‘This historic drought demands unprecedented action’: California issues 1st mandatory water restrictions

Docks that collapsed when the water receded are seen at Lake Cachuma in Santa Barbara, California March 27, 2015.(Reuters / Lucy Nicholson)
California’s governor issued the state’s first mandatory water restrictions amid a devastating four-year drought. California may only have a year’s worth of water left, and snowpack measurements for the year are set to hit record lows.

Governor Jerry Brown (D) made the announcement Wednesday at the Phillips snow course, near Sierra-at-Tahoe ski resort, during the state’s annual snow survey, where state officials measure the snowpack in the Sierra Nevada mountain range. Early data shows the snowpack in the range is lower than any year since 1950, and it was the first time in 75 years there was no snow at the Phillips location, which averages more than 66 inches on April 1, KTLA reported.
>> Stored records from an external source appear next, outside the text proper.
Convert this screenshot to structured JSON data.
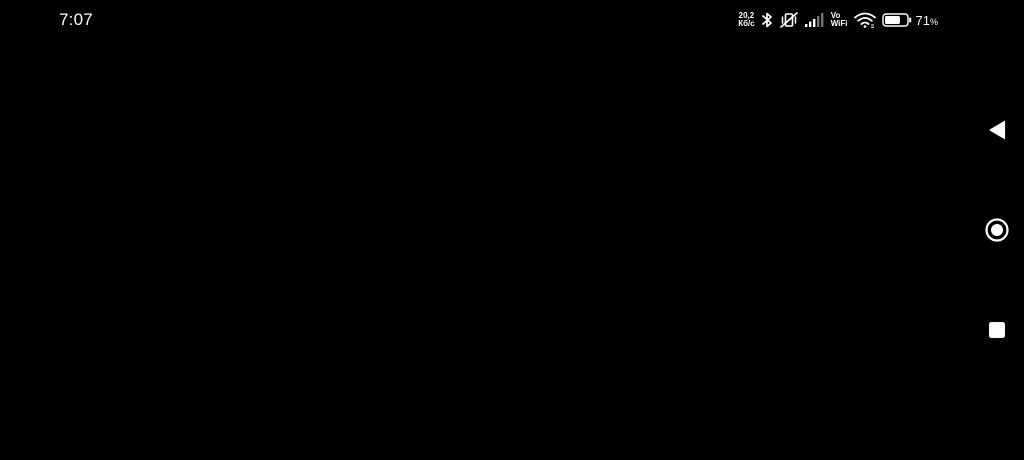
{
  "status_bar": {
    "time": "7:07",
    "net_speed_value": "20,2",
    "net_speed_unit": "Кб/с",
    "vowifi_top": "Vo",
    "vowifi_bottom": "WiFi",
    "battery_percent": "71",
    "battery_sign": "%",
    "battery_level": 0.71,
    "icons": [
      "bluetooth-icon",
      "muted-vibrate-icon",
      "signal-icon",
      "wifi-icon",
      "battery-icon"
    ]
  },
  "nav_bar": {
    "buttons": [
      "back-icon",
      "home-icon",
      "recents-icon"
    ]
  },
  "colors": {
    "background": "#000000",
    "foreground": "#ffffff"
  }
}
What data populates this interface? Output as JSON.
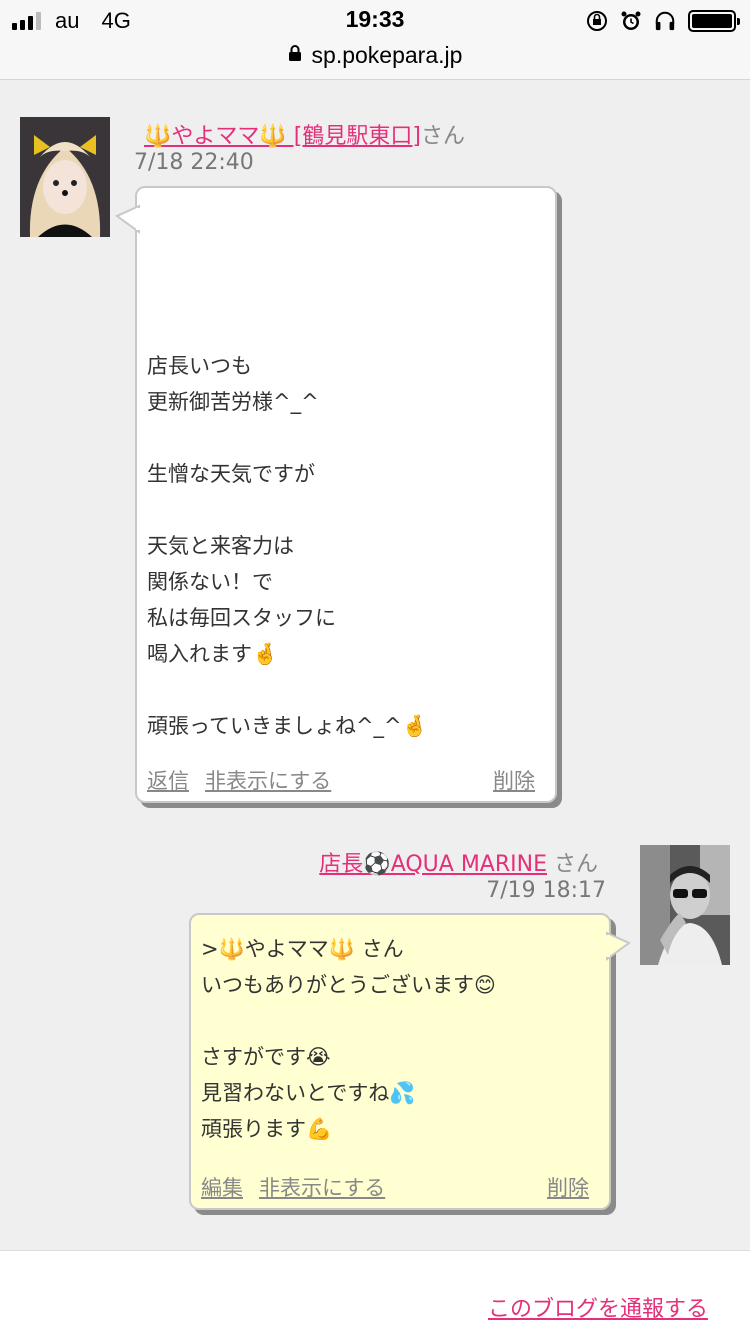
{
  "status_bar": {
    "carrier": "au",
    "network": "4G",
    "time": "19:33",
    "battery_level": 1.0,
    "icons": [
      "signal-icon",
      "rotation-lock-icon",
      "alarm-icon",
      "headphones-icon",
      "battery-icon"
    ]
  },
  "browser": {
    "url": "sp.pokepara.jp",
    "lock_icon": "lock-icon"
  },
  "comments": [
    {
      "author": "🔱やよママ🔱 [鶴見駅東口]",
      "suffix": "さん",
      "time": "7/18 22:40",
      "lines": [
        "",
        "",
        "",
        "",
        "店長いつも",
        "更新御苦労様^_^",
        "",
        "生憎な天気ですが",
        "",
        "天気と来客力は",
        "関係ない！で",
        "私は毎回スタッフに",
        "喝入れます🤞",
        "",
        "頑張っていきましょね^_^🤞"
      ],
      "actions": {
        "reply": "返信",
        "hide": "非表示にする",
        "delete": "削除"
      }
    },
    {
      "author": "店長⚽AQUA MARINE",
      "suffix": "さん",
      "time": "7/19 18:17",
      "lines": [
        ">🔱やよママ🔱 さん",
        "いつもありがとうございます😊",
        "",
        "さすがです😭",
        "見習わないとですね💦",
        "頑張ります💪"
      ],
      "actions": {
        "edit": "編集",
        "hide": "非表示にする",
        "delete": "削除"
      }
    }
  ],
  "footer": {
    "report_link": "このブログを通報する"
  },
  "colors": {
    "link": "#e4307a",
    "bubble_reply": "#ffffd2",
    "background": "#efefef"
  }
}
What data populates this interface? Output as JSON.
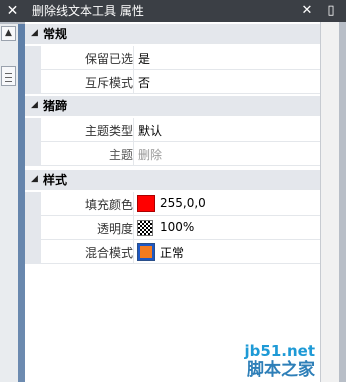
{
  "left": {
    "close_glyph": "✕",
    "up_glyph": "▲"
  },
  "panel": {
    "title": "删除线文本工具 属性",
    "close_glyph": "✕",
    "min_glyph": "▯"
  },
  "categories": [
    {
      "label": "常规"
    },
    {
      "label": "猪蹄"
    },
    {
      "label": "样式"
    }
  ],
  "props": {
    "keep_selected": {
      "name": "保留已选",
      "value": "是"
    },
    "mutex_mode": {
      "name": "互斥模式",
      "value": "否"
    },
    "theme_type": {
      "name": "主题类型",
      "value": "默认"
    },
    "theme": {
      "name": "主题",
      "value": "删除"
    },
    "fill_color": {
      "name": "填充颜色",
      "value": "255,0,0",
      "color": "#ff0000"
    },
    "opacity": {
      "name": "透明度",
      "value": "100%"
    },
    "blend_mode": {
      "name": "混合模式",
      "value": "正常"
    }
  },
  "watermark": {
    "url": "jb51.net",
    "brand": "脚本之家"
  }
}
“Today we are standing on dry grass where there should be five feet of snow. This historic drought demands unprecedented action,” Brown said. “Therefore, I'm issuing an executive order mandating substantial water reductions across our state. As Californians, we must pull together and save water in every way possible.”

Brown signed the executive order, mandating cities and towns to reduce water usage by 25 percent over the next nine months to save approximately 1.5 million acre-feet of water “or nearly as much as is currently in Lake Oroville,” the statement said.

The order also allows California to replace 50 million square feet of lawns throughout the state with drought tolerant landscaping in partnership with local governments; direct the creation of a temporary, statewide consumer rebate program to replace old appliances with more water and energy efficient models; require campuses, golf courses, cemeteries and other large landscapes to make significant cuts in water use; and prohibit new homes and developments from irrigating with potable water unless water-efficient drip irrigation systems are used, and ban watering of ornamental grass on public street medians.

READ MORE: Only 1 year of water left in California, NASA scientist suggests rationing

The state is asking local water agencies to implement conservation pricing as a way to discourage water waste,

California will also increase its enforcement against illegal diversions and waste and unreasonable use of water by requiring agricultural water users to report more water use information to state regulators. Standards for Agricultural Water Management Plans submitted by large agricultural water districts will be strengthened, while small agricultural water districts will have to develop similar plans.

“These plans will help ensure that agricultural communities are prepared in case the drought extends into 2016,” the statement said.

Brown had already called on business, farms and residents in the state to cut water use by 20 percent.

Similar measures were considered during California's 1970s drought but were never implemented, according to the governor's office.

The timing and location of Brown’s announcement is significant because snowpack accounts for about 30 percent of California’s water supply as it melts. April 1 is considered to be the peak snowpack date, but some locations in the Sierra Nevada are at two percent of what would be considered normal levels, while others are already snow-free.

“We’re not only setting a new low, we’re completely obliterating the previous record,” David Rizzardo, chief of snow surveys and water supply forecasting, said in a conference call with reporters.

The previous record was in 1977, when the state’s population was half as big as it is now, Tom Painter, the principal investigator for NASA's Airborne Snow Observatory told the Verge.

Frank Gehrke, chief of snow surveys with the California Department of Water Resources (CDWR), told NBC News that the lack of record-low snowpack doesn’t just affect skiers this winter.

It “has very severe ramifications for what's going to flow into the reservoirs come next spring and summer,” Gehrke said.

On top of the lack of snowpack, the lack of water within it is of concern as well. Electronic readings on Wednesday at about 100 stations across the range showed that the water content of the snow was only about five percent of the state average for April 1, the Los Angeles Times reported.

Wednesday was the first time since 1950 ‒ when record-keeping began ‒ that the amount of water in the snow has dipped lower than 25 percent of the historical average for April 1.

“It does leave questions about where the water will come from,” said CDWR spokesman Doug Carlson, according to the LA Times. “Will there be enough of it? It will probably have to come from groundwater again … and that brings in a whole other set of problems and complications since the groundwater seems to be over-tapped.”

Over-tapped groundwater may lead to an under-tapped California industry other than agriculture: Brewers in the state worry that a lack of water could change the taste of beer brewed in the state, RT’s Lindsay France reported.